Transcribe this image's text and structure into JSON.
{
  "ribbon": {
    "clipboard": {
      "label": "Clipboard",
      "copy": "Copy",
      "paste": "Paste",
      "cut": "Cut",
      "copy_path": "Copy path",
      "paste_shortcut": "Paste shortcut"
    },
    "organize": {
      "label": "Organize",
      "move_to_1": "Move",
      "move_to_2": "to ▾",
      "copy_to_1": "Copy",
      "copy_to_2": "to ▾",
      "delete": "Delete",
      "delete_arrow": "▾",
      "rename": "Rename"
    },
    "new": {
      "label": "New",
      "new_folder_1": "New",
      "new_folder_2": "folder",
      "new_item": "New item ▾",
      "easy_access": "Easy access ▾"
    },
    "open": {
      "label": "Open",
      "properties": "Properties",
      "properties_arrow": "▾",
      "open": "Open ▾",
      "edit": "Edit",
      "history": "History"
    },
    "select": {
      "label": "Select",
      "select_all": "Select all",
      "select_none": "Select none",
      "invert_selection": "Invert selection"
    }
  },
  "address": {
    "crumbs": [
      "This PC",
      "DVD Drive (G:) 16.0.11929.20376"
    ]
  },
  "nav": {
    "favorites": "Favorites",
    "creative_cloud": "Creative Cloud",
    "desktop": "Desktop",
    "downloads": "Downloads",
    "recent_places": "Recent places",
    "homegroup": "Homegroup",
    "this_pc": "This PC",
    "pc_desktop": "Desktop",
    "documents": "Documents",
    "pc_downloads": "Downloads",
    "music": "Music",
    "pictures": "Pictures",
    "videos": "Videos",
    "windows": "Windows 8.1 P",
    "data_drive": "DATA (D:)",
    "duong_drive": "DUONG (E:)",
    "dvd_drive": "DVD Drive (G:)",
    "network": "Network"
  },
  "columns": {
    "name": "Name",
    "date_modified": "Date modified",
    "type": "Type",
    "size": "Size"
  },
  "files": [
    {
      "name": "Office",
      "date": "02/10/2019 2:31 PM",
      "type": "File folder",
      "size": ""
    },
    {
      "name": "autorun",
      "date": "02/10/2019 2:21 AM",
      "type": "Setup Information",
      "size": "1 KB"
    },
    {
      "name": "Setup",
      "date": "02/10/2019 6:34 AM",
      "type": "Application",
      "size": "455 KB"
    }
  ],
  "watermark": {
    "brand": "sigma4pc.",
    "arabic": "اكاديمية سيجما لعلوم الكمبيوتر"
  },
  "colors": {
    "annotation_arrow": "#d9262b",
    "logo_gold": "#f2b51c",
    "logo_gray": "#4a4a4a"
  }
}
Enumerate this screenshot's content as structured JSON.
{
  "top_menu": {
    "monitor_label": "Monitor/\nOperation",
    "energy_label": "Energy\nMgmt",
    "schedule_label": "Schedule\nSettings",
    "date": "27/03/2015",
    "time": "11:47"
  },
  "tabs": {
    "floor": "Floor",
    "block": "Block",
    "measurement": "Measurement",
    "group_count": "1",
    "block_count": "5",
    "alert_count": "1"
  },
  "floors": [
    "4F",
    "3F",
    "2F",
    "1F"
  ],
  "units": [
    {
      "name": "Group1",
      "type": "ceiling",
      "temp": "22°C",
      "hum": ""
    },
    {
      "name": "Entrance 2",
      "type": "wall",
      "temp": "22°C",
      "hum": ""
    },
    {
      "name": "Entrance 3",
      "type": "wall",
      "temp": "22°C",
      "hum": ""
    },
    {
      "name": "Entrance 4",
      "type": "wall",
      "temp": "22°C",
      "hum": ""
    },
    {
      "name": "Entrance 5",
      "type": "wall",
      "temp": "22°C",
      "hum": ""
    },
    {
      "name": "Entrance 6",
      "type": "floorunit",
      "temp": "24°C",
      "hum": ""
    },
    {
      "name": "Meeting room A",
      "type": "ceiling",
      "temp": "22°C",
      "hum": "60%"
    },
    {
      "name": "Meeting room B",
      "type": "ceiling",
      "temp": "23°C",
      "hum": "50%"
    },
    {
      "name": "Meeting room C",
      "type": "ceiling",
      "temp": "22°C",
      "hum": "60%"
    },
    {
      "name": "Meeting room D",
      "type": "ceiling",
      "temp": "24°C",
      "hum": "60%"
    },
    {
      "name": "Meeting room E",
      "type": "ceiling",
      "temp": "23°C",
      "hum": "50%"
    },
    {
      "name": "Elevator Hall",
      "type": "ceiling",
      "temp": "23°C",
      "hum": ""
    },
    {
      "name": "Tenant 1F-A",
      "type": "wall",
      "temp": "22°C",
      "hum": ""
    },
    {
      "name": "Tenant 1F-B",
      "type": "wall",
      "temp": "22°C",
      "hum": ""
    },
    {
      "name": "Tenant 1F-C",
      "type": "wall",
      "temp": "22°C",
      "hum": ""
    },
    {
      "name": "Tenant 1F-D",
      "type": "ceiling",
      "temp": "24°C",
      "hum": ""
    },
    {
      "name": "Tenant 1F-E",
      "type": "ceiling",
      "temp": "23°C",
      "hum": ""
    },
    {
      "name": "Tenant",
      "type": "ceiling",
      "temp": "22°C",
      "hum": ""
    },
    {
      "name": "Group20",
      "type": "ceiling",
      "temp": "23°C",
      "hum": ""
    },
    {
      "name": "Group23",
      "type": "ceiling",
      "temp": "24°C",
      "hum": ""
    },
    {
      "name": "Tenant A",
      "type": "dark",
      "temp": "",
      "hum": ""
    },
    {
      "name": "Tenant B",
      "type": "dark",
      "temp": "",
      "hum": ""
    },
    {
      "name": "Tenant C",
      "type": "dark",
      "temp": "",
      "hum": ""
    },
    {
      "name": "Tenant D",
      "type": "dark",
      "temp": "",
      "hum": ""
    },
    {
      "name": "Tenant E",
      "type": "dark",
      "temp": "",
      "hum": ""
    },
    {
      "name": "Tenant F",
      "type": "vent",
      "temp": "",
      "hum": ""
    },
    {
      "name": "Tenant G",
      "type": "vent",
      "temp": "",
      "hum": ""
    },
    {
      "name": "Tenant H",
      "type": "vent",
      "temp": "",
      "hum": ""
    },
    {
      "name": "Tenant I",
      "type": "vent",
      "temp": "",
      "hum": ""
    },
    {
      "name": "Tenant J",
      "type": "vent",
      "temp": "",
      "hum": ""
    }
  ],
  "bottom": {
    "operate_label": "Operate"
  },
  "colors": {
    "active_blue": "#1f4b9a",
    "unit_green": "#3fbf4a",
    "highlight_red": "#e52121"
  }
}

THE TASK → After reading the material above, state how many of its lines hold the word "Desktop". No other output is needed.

REPLY → 2